Some of the fight scenes are beautiful. I enjoyed the showdown in the brothel as well as the short-lived appearance of the Gemini Twins. Like the great kung fu films, the picture treats action sequences like a dance—here, a dirty and grimy dance. The pacing may be offbeat at times, but there is an undeniable energy to them so one cannot look away.
Directed by RZA, “The Man with the Iron Fists” offers a disappointing in story but is quite eye-catching. It would have benefited greatly if Roth and RZA played upon their strengths as visual storytellers and abstained from jamming down sentimental stories down our throats. This way, it might have spared us the occasional boredom.
Kung Fu Panda 2 (2011)
★★★ / ★★★★

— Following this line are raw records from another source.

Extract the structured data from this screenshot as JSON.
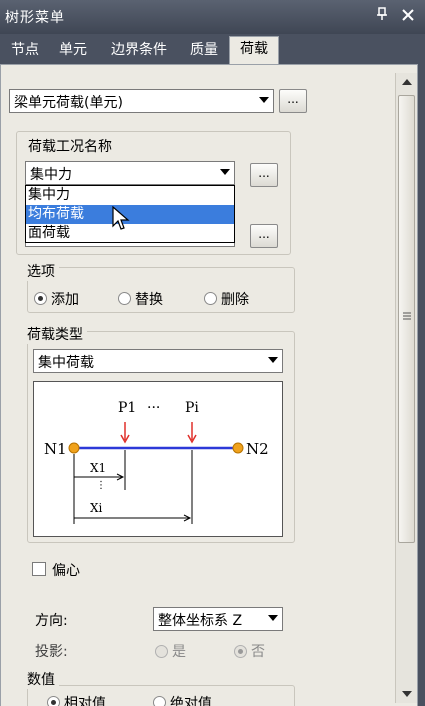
{
  "window": {
    "title": "树形菜单",
    "pin_icon": "pin-icon",
    "close_icon": "close-icon"
  },
  "tabs": [
    {
      "label": "节点",
      "active": false
    },
    {
      "label": "单元",
      "active": false
    },
    {
      "label": "边界条件",
      "active": false
    },
    {
      "label": "质量",
      "active": false
    },
    {
      "label": "荷载",
      "active": true
    }
  ],
  "load_type_combo": {
    "value": "梁单元荷载(单元)",
    "button_label": "..."
  },
  "load_case": {
    "label": "荷载工况名称",
    "value": "集中力",
    "button_label": "...",
    "dropdown_options": [
      "集中力",
      "均布荷载",
      "面荷载"
    ],
    "highlighted_index": 1,
    "second_button_label": "..."
  },
  "options": {
    "label": "选项",
    "radios": [
      {
        "label": "添加",
        "checked": true
      },
      {
        "label": "替换",
        "checked": false
      },
      {
        "label": "删除",
        "checked": false
      }
    ]
  },
  "load_category": {
    "label": "荷载类型",
    "value": "集中荷载"
  },
  "diagram": {
    "node_start": "N1",
    "node_end": "N2",
    "load1": "P1",
    "load_dots": "···",
    "load_i": "Pi",
    "dist1": "X1",
    "dist_i": "Xi",
    "beam_color": "#2d39d8",
    "load_color": "#e0302b",
    "node_color": "#f0a21c"
  },
  "eccentric": {
    "label": "偏心",
    "checked": false
  },
  "direction": {
    "label": "方向:",
    "value": "整体坐标系 Z"
  },
  "projection": {
    "label": "投影:",
    "radios": [
      {
        "label": "是",
        "checked": false
      },
      {
        "label": "否",
        "checked": true
      }
    ]
  },
  "values": {
    "label": "数值",
    "radios": [
      {
        "label": "相对值",
        "checked": true
      },
      {
        "label": "绝对值",
        "checked": false
      }
    ]
  }
}
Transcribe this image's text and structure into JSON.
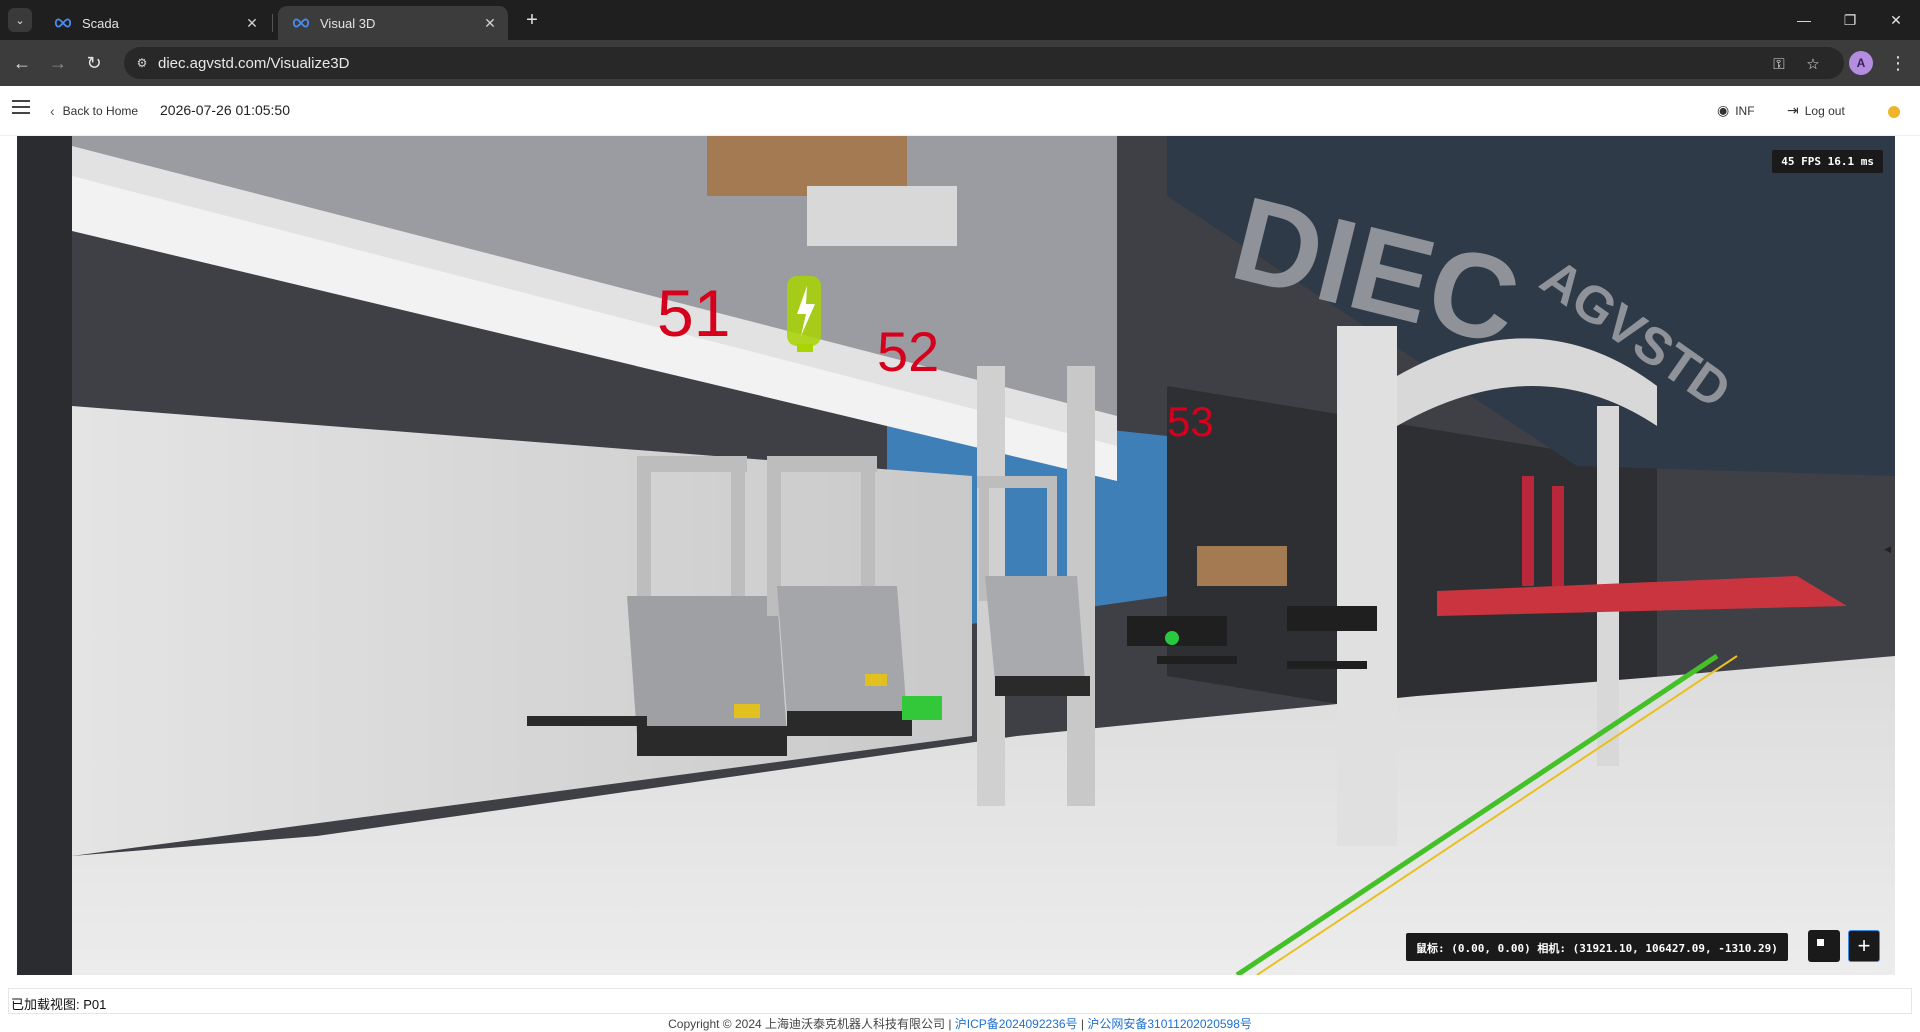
{
  "browser": {
    "tabs": [
      {
        "title": "Scada",
        "active": false
      },
      {
        "title": "Visual 3D",
        "active": true
      }
    ],
    "url": "diec.agvstd.com/Visualize3D",
    "profile_initial": "A"
  },
  "header": {
    "back_label": "Back to Home",
    "datetime": "2026-07-26 01:05:50",
    "inf_label": "INF",
    "logout_label": "Log out",
    "status_color": "#f0b429"
  },
  "viewport": {
    "fps_text": "45 FPS  16.1 ms",
    "coords_text": "鼠标: (0.00, 0.00)  相机: (31921.10, 106427.09, -1310.29)",
    "station_labels": [
      "51",
      "52",
      "53"
    ],
    "signage": [
      "DIEC",
      "AGVSTD"
    ],
    "colors": {
      "station_label": "#d6001c",
      "charger": "#a8d400",
      "floor": "#e8e8e8",
      "wall": "#d9d9d9",
      "accent_blue": "#3f7fb8",
      "accent_red": "#c9343f"
    }
  },
  "footer": {
    "loaded_view": "已加载视图: P01",
    "copyright_prefix": "Copyright © 2024 上海迪沃泰克机器人科技有限公司 | ",
    "icp": "沪ICP备2024092236号",
    "separator": " | ",
    "police": "沪公网安备31011202020598号"
  }
}
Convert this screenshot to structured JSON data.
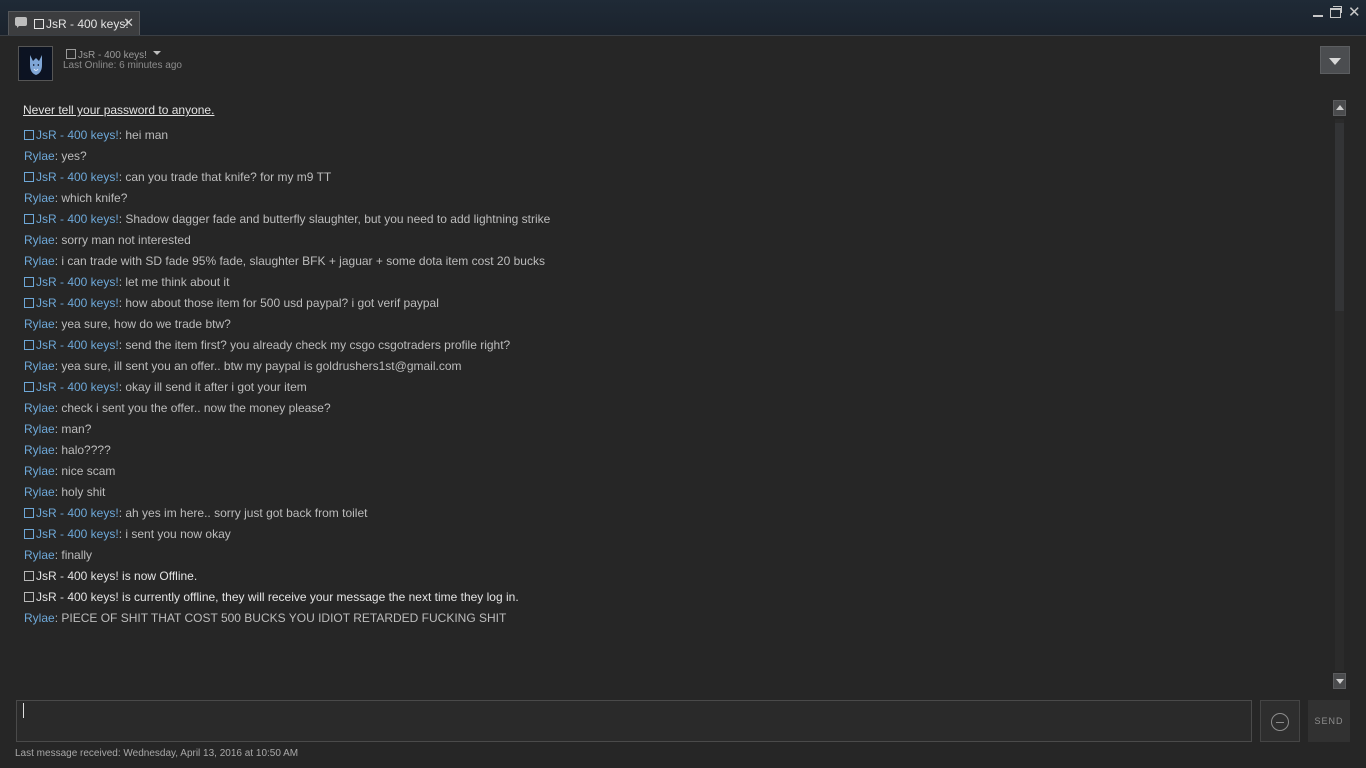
{
  "window": {
    "tab_label": "JsR - 400 keys!",
    "tab_close": "✕",
    "close_glyph": "✕"
  },
  "header": {
    "friend_name": "JsR - 400 keys!",
    "last_online": "Last Online: 6 minutes ago"
  },
  "chat": {
    "warning": "Never tell your password to anyone.",
    "messages": [
      {
        "sender": "JsR - 400 keys!",
        "box": true,
        "text": ": hei man"
      },
      {
        "sender": "Rylae",
        "box": false,
        "text": ": yes?"
      },
      {
        "sender": "JsR - 400 keys!",
        "box": true,
        "text": ": can you trade that knife? for my m9 TT"
      },
      {
        "sender": "Rylae",
        "box": false,
        "text": ": which knife?"
      },
      {
        "sender": "JsR - 400 keys!",
        "box": true,
        "text": ": Shadow dagger fade and butterfly slaughter, but you need to add lightning strike"
      },
      {
        "sender": "Rylae",
        "box": false,
        "text": ": sorry man not interested"
      },
      {
        "sender": "Rylae",
        "box": false,
        "text": ": i can trade with SD fade 95% fade, slaughter BFK + jaguar + some dota item cost 20 bucks"
      },
      {
        "sender": "JsR - 400 keys!",
        "box": true,
        "text": ": let me think about it"
      },
      {
        "sender": "JsR - 400 keys!",
        "box": true,
        "text": ": how about those item for 500 usd paypal? i got verif paypal"
      },
      {
        "sender": "Rylae",
        "box": false,
        "text": ": yea sure, how do we trade btw?"
      },
      {
        "sender": "JsR - 400 keys!",
        "box": true,
        "text": ": send the item first? you already check my csgo csgotraders profile right?"
      },
      {
        "sender": "Rylae",
        "box": false,
        "text": ": yea sure, ill sent you an offer.. btw my paypal is goldrushers1st@gmail.com"
      },
      {
        "sender": "JsR - 400 keys!",
        "box": true,
        "text": ": okay ill send it after i got your item"
      },
      {
        "sender": "Rylae",
        "box": false,
        "text": ": check i sent you the offer.. now the money please?"
      },
      {
        "sender": "Rylae",
        "box": false,
        "text": ": man?"
      },
      {
        "sender": "Rylae",
        "box": false,
        "text": ": halo????"
      },
      {
        "sender": "Rylae",
        "box": false,
        "text": ": nice scam"
      },
      {
        "sender": "Rylae",
        "box": false,
        "text": ": holy shit"
      },
      {
        "sender": "JsR - 400 keys!",
        "box": true,
        "text": ": ah yes im here.. sorry just got back from toilet"
      },
      {
        "sender": "JsR - 400 keys!",
        "box": true,
        "text": ": i sent you now okay"
      },
      {
        "sender": "Rylae",
        "box": false,
        "text": ": finally"
      },
      {
        "sender": "",
        "box": true,
        "system": true,
        "text": "JsR - 400 keys! is now Offline."
      },
      {
        "sender": "",
        "box": true,
        "system": true,
        "text": "JsR - 400 keys! is currently offline, they will receive your message the next time they log in."
      },
      {
        "sender": "Rylae",
        "box": false,
        "text": ": PIECE OF SHIT THAT COST 500 BUCKS YOU IDIOT RETARDED FUCKING SHIT"
      }
    ]
  },
  "composer": {
    "input_value": "",
    "send_label": "SEND"
  },
  "status": {
    "last_received": "Last message received: Wednesday, April 13, 2016 at 10:50 AM"
  },
  "icons": {
    "tab": "chat-bubble-icon",
    "avatar": "wolf-avatar",
    "emoticon": "emoticon-icon"
  },
  "colors": {
    "friend_name": "#6ea8d8",
    "background": "#262626",
    "titlebar": "#1b232d"
  }
}
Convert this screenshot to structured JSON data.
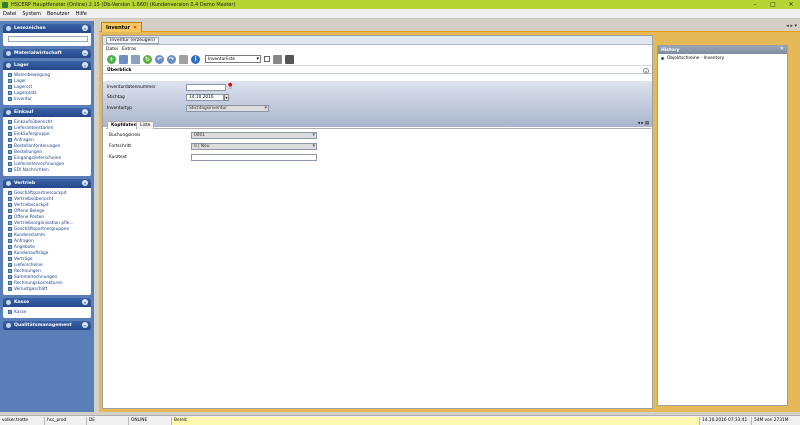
{
  "window": {
    "title": "HSCERP Hauptfenster (Online) 2.15 (Db-Version 1.660) (Kundenversion 0.4 Demo Master)"
  },
  "menu": [
    "Datei",
    "System",
    "Benutzer",
    "Hilfe"
  ],
  "sidebar": {
    "groups": [
      {
        "title": "Lesezeichen",
        "items": []
      },
      {
        "title": "Materialwirtschaft",
        "items": []
      },
      {
        "title": "Lager",
        "items": [
          "Warenbewegung",
          "Lager",
          "Lagerort",
          "Lagerplatz",
          "Inventur"
        ]
      },
      {
        "title": "Einkauf",
        "items": [
          "Einkaufsübersicht",
          "Lieferantenstamm",
          "Einkäufergruppe",
          "Anfragen",
          "Bestellanforderungen",
          "Bestellungen",
          "Eingangslieferscheine",
          "Lieferantenrechnungen",
          "EDI Nachrichten"
        ]
      },
      {
        "title": "Vertrieb",
        "items": [
          "Geschäftspartnercockpit",
          "Vertriebsübersicht",
          "Vertriebscockpit",
          "Offene Belege",
          "Offene Posten",
          "Vertriebsorganisation pfle...",
          "Geschäftspartnergruppen",
          "Kundenstamm",
          "Anfragen",
          "Angebote",
          "Kundenaufträge",
          "Verträge",
          "Lieferscheine",
          "Rechnungen",
          "Sammelrechnungen",
          "Rechnungskorrekturen",
          "Verlustgeschäft"
        ]
      },
      {
        "title": "Kasse",
        "items": [
          "Kasse"
        ]
      },
      {
        "title": "Qualitätsmanagement",
        "items": []
      }
    ]
  },
  "tabs": [
    {
      "label": "Inventur"
    }
  ],
  "doc": {
    "breadcrumb": "Inventur (erzeugen)",
    "submenu": [
      "Datei",
      "Extras"
    ],
    "toolbar_select": "Inventurliste",
    "overview_title": "Überblick",
    "fields": {
      "inventory_number_label": "Inventurdatennummer",
      "inventory_number_value": "",
      "reference_date_label": "Stichtag",
      "reference_date_value": "14.10.2016",
      "inventory_type_label": "Inventurtyp",
      "inventory_type_value": "Stichtagsinventur"
    },
    "detail_tabs": [
      "Kopfdaten",
      "Liste"
    ],
    "detail": {
      "booking_period_label": "Buchungskreis",
      "booking_period_value": "0001",
      "progress_label": "Fortschritt",
      "progress_value": "0",
      "progress_status": "Neu",
      "short_text_label": "Kurztext",
      "short_text_value": ""
    }
  },
  "history": {
    "title": "History",
    "items": [
      "Objektschreine - Inventory"
    ]
  },
  "status": {
    "user": "volker.trotte",
    "db": "hsc_prod",
    "lang": "DE",
    "mode": "ONLINE",
    "state": "Bereit",
    "datetime": "14.10.2016 07:33:41",
    "memory": "54M von 2731M"
  },
  "colors": {
    "titlebar": "#b8d432",
    "sidebar": "#5a7fb8",
    "tab_active": "#f8c860",
    "frame": "#e5b858"
  }
}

Young Shen, a peacock, was supposed to lead Gongmen City when he grew up. But when Soothsayer (voiced by Michelle Yeoh), a goat, predicted that someone in black and white was going to thwart his thirst for power, Shen (Gary Oldman) decided to kill pandas all over China. When he returned home, his parents banished him from the city. Years later, bitter Shen reappeared, equipped with newfangled metallic weapons and ravenous but dim-witted wolves, to take back the city, eliminate kung fu, and gain control of China. “Kung Fu Panda 2,” written by Jonathan Aibel and Glenn Berger, was a hasty but scrumptious sequel filled with non-stop action, cuddly rabbits, funny jokes about the anthropomorphic characters, and gorgeous animation. With a relatively simple storyline, the film wasted no time in sending Po (Jack Black), Tigress (Angelina Jolie), Monkey (Jackie Chan), Mantis (Seth Rogen), Viper (Lucy Liu), and Crane (David Cross) to release Gongmen City from the evil peacock with feathers as knives. But it was far from an easy task. Each successive action sequence became increasingly difficult for our heroes which meant more complex plans of attack and trickier camera angles. It also meant more scenes where Po had to clandestinely blend into the environment to no avail. I loved the aerial shots especially when the Dragon Warrior and his friends attempted to sneak into the city while in a dancing dragon costume. Looking down, it looked like a helpless caterpillar desperately trying to find its way out of a labyrinth while avoiding nasty predators. I also enjoyed the scene in which our protagonists had to run to the tip of a building as it slowly collapsed. There was a real sense of peril as Po and company were thrown around like rag dolls. Since Shen wielded a myriad cannons, the city was eventually thrown in a state of calamity, its residents dispersing like flies. Although potentially too violent for kids, the filmmakers found a way to hide certain realities. For example, someone who was hit by a cannonball was almost always immediately shown as only slightly wounded but ultimately safe. There was an interesting subplot involving Po’s origins. Po finally realized that Mr. Ping (James Hong), a duck, wasn’t his biological father. Mr. Ping was heartbroken from the prospect of Po treating him differently other than the father who found him in a box, raised, and fed him tons of radishes when he was a baby panda. Fragments of memories began to manifest themselves and they caused turmoil in Po’s mind. It proved to be inconvenient because the only way he could learn a special kung fu move, with the aid of Master Shifu (Dustin Hoffman), was to find inner peace. “Kung Fu Panda 2,” directed by Jennifer Yuh, was surprisingly fresher than newly dug radishes. It is a product of synergy among comedic asides, kinetic martial arts, and the more sentimental scenes between Po and his dad. Most of all, it is a testament that sequels need not rely on typicalities to duplicate the successes of its predecessor. Its ambition and execution make it a solid companion piece.